Happily for Wood, his foray into feature films was a much happier affair. The best all-round experience came from Aces High – an airborne adaptation of one of Wood’s favourite plays, Journey’s End by R.C. Sherriff. Set during the First World War, Wood played Thompson, one of the pilots, whose life expectancy was estimated at weeks.
In terms of ‘co-stars’, Wood was spoilt for choice: Malcolm McDowell (who he starred with in If…. in 1967), Christopher Plummer, Simon Ward, Peter Firth, John Gielgud, Trevor Howard and Ray Milland. However, the opportunity to work on a film for a journeyman actor doesn’t come very often and Wood confesses he had to renege on a project he had already said yes to, to participate in this project that ‘dropped in his lap’. Certainly, his conundrum was understandable at the time and recognising one-off opportunities is something all jobbing actors are mindful of.
While having perhaps, not so many well-known ‘co-stars’, Wood’s stint on on North Sea Hijack was in no way a step backwards. Starring Roger Moore, James Mason, Anthony Perkins and Michael Parks, this film – while not an international box office success – has the distinction of arguably showing Moore’s best ever performance.
Even though Wood had worked on other movies by this point, he is quite candid about always learning new ‘on the job’. From observing Moore and Mason, Wood learnt that when it comes to facial expressions for ‘the big screen’, less is most definitely more…
While most of the book deals with acting-related anecodotes, Wood had some success writing for Disney. As someone who is a seasoned playwright for children’s plays, his insights on what to expect if Disney is interested in your intellectual property (IP) are helpful or conversely, if you have a project that fits Disney’s reportoire, how to navigate the etiquette minefield so that you can shepherd the project you instigated.
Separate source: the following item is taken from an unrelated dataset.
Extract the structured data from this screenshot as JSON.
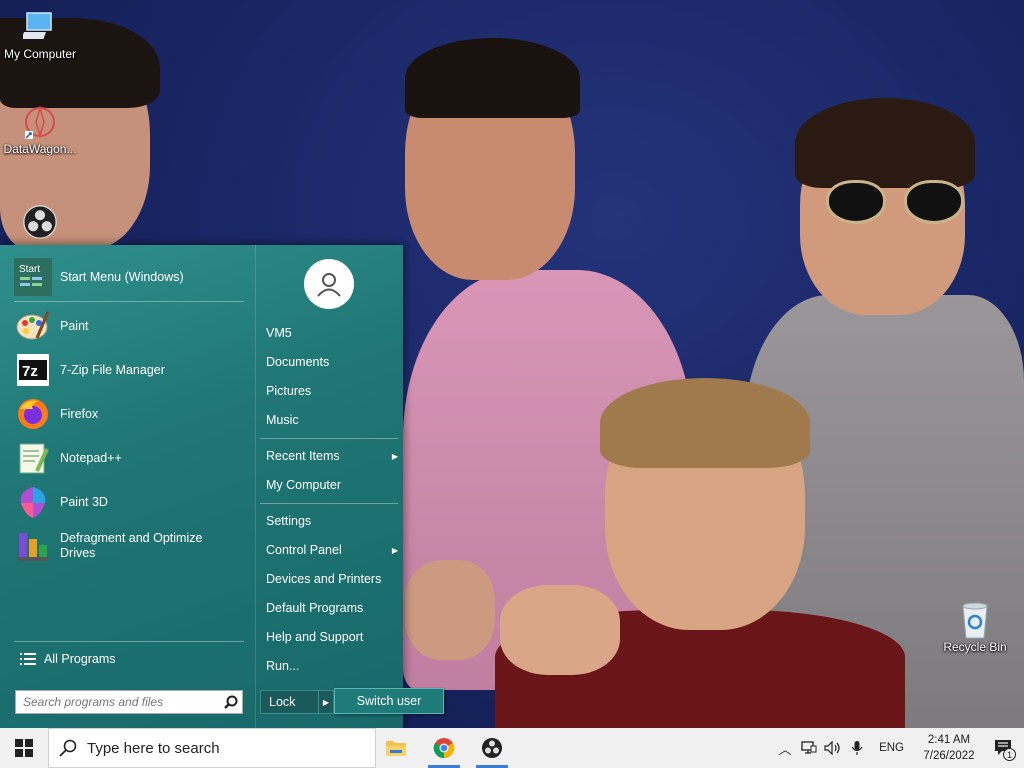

Wood’s patience and acumen led to his script for Back Home (starring Hayley Mills) being accepted by the powers-that-be at Disney, as well as given a credit as an ‘official’ Disney writer. But having a previous relationship with Disney and understanding how they feel about ‘their’ IPs certainly helped with negotiating the use of Winnie the Pooh for a one-off British project.
Tasked with writing a script for a televised play on the BBC (The Queen’s Handbag) that united IPs from different children’s authors, Wood had the uneviable challenge of securing the rights to use them and then writing a script that everyone would be happy with.
While not comprehensively covering the entirety of Wood’s personal or professional history, Elizabeth Taylor’s Kiss And Other Brushes With Hollywood reminds us that versatility and openness to challenges are the actor’s best friends. To be fair, Wood is candid about his own shortcomings at various times, but his anecdotes show his diverse talents and eclectic interests have been bedrock of his career’s longevity, leading to being considered for disparate projects. A life to be proud of.
© Michael Davis 2022
Elizabeth Taylor’s Kiss And Other Brushes with Hollywood is available to buy from The Book Publishing Guild (£9.99).